The Complicated Relationship Between Semicolons and Colons
From Word Genius
Do you dread punctuation? Do you look up how to use colons and semicolons every time you dare to put one in a sentence? It’s OK, we won’t judge. Even grammarians disagree on the rules regarding semicolons and colons. British and American rules are different, and you’ll often find them swapping colons and semicolons. The one common rule: They both show a relationship.
The Relationship? It’s Complicated
It would be nice to have a single, comprehensive rule for using colons and semicolons, but alas, there isn’t one. There are several instances when you might use a colon or a semicolon.
The quickest way to explain colons and semicolons is this: Semicolons show evidence for a statement, while colons create emphasis or give an explanation. Colons also usually show a closer relationship between two clauses. Let’s look at an example of each.
I couldn’t see the road; the fog was too thick.
A semicolon joins together two clauses that could otherwise be separate, complete sentences. Sure, these two sentences could stand alone, but because they’re so closely related, it makes sense to join them with a semicolon. It’s a stronger pause than what a comma might provide, but it’s not a full stop like a period. The word following the semicolon should be lowercase, unless it is a proper noun.
I had two options: keep driving or stop.
Colons also show relation, but in this case, the colon connects a noun phrase, which shows two examples of the preceding clause. If the words following a colon are a complete sentence, you would capitalize the first word (unlike following a semicolon). If it’s not a complete sentence, then keep the first word lowercase.
Both colons and semicolons have their place in lists, too.
Colons introduce a list.
The note said all students should have the following items on the first day of school: a notebook, pencils, and a ruler.
Meanwhile, semicolons show up in the middle of lists where each item has descriptors attached. Each item on the list already uses commas, so the semicolon punctuation is used to distinguish between the separate items.
Each student was asked to bring a wide-ruled, red notebook; sharpened, new pencils; and a plastic, 12-inch ruler.
When Not To Use Them
Semicolons and colons can’t just be tossed into a sentence whenever you feel like you need to break it up.
When it comes to semicolons, you’ll find them between independent clauses. If each part of the sentence can stand on its own as a complete sentence (with a subject and a verb), you can separate them with a semicolon. If one of the phrases doesn’t make a complete sentence, then you might need a comma, an em dash, or even a rephrasing. A semicolon also shouldn’t be used in a list without descriptors where the items can be separated with just a comma.
Colons are a little looser on “when not to use,” but they do add an impact to your writing. Be judicious and avoid using them in every sentence, or even paragraph.
It’s OK to get confused with semicolons and colons; you’re not alone.

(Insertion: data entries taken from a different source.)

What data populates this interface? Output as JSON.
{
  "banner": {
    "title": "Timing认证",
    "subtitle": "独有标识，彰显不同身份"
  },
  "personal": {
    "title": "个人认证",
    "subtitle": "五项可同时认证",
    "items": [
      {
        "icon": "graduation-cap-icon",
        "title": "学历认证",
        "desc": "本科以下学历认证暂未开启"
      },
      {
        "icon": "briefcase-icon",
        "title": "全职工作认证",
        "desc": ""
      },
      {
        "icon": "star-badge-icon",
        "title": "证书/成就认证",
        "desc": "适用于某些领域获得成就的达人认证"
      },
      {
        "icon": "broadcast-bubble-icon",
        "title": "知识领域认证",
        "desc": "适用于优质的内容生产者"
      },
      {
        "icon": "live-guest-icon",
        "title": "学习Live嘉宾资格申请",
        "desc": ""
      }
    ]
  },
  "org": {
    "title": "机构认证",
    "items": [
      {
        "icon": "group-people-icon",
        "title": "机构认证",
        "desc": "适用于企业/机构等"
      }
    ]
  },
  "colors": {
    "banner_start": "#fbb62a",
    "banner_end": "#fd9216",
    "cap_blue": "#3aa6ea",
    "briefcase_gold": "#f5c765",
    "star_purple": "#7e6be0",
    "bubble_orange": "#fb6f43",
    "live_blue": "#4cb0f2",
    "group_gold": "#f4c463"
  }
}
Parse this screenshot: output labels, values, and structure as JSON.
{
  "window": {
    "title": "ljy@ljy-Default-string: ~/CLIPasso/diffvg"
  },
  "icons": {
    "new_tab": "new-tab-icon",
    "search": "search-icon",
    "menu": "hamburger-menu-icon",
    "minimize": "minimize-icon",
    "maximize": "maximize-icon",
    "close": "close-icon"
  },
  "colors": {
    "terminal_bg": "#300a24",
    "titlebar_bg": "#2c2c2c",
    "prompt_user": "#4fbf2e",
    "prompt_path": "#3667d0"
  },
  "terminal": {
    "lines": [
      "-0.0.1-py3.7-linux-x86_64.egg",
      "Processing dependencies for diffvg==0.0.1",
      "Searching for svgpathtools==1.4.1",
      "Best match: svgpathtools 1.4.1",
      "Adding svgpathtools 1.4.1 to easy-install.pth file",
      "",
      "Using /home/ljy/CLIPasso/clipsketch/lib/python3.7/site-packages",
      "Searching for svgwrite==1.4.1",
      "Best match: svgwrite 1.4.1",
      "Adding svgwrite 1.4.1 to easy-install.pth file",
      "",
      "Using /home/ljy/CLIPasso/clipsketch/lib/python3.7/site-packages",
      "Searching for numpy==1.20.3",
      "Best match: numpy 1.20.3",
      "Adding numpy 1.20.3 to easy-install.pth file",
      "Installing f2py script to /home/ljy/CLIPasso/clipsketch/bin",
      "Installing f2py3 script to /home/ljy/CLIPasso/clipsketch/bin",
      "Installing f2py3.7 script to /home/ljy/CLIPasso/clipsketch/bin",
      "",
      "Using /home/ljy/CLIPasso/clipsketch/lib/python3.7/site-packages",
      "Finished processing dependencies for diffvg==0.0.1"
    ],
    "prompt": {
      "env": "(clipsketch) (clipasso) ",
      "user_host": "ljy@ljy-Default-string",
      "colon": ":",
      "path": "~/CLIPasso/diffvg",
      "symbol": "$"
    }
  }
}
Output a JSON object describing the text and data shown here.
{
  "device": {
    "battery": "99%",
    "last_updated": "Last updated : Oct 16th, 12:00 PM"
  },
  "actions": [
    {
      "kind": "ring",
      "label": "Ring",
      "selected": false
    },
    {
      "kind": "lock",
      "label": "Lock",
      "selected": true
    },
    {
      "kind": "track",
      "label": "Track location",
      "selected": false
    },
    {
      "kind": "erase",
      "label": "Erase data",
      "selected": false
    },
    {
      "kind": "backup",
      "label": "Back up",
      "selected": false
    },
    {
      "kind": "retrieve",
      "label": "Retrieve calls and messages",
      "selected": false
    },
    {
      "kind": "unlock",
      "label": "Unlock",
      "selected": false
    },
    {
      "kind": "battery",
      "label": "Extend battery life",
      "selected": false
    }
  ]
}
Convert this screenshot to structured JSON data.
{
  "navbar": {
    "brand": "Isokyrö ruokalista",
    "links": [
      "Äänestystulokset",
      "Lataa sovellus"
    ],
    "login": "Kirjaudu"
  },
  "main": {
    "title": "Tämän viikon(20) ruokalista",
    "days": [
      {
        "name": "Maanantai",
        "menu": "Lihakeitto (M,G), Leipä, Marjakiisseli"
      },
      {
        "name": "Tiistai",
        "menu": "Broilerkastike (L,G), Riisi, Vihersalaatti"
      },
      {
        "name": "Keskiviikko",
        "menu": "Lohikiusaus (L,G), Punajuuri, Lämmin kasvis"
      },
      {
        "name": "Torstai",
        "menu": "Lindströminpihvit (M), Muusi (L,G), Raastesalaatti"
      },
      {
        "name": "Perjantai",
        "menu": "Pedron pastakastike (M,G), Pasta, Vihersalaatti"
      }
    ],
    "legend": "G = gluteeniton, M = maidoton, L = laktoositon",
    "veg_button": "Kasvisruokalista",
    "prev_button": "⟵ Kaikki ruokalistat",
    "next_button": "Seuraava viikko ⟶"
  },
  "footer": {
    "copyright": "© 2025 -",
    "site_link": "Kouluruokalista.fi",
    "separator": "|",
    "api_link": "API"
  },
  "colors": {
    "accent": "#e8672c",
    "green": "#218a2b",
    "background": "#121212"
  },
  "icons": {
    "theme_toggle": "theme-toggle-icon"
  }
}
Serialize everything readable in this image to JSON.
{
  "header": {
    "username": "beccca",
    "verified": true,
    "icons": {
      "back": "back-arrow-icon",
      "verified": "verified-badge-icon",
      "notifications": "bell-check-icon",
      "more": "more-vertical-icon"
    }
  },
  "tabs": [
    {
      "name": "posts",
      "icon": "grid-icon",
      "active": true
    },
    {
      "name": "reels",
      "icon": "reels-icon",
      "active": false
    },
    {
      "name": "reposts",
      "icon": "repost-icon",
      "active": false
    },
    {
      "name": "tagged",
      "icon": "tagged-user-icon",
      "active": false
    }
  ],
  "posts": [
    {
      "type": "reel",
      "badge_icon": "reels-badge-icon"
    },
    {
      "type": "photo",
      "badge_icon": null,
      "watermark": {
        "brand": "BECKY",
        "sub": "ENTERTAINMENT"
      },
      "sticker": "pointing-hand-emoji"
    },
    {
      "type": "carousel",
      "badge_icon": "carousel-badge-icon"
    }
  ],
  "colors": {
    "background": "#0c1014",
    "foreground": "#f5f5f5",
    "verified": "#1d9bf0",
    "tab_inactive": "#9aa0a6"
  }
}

As with most English grammar concepts, there are so many exceptions, alterations, and arguments within the rules that it’s hard to keep them all straight. When in doubt, just leave it out. There’s probably a simpler way to make your point without resorting to advanced-level punctuation.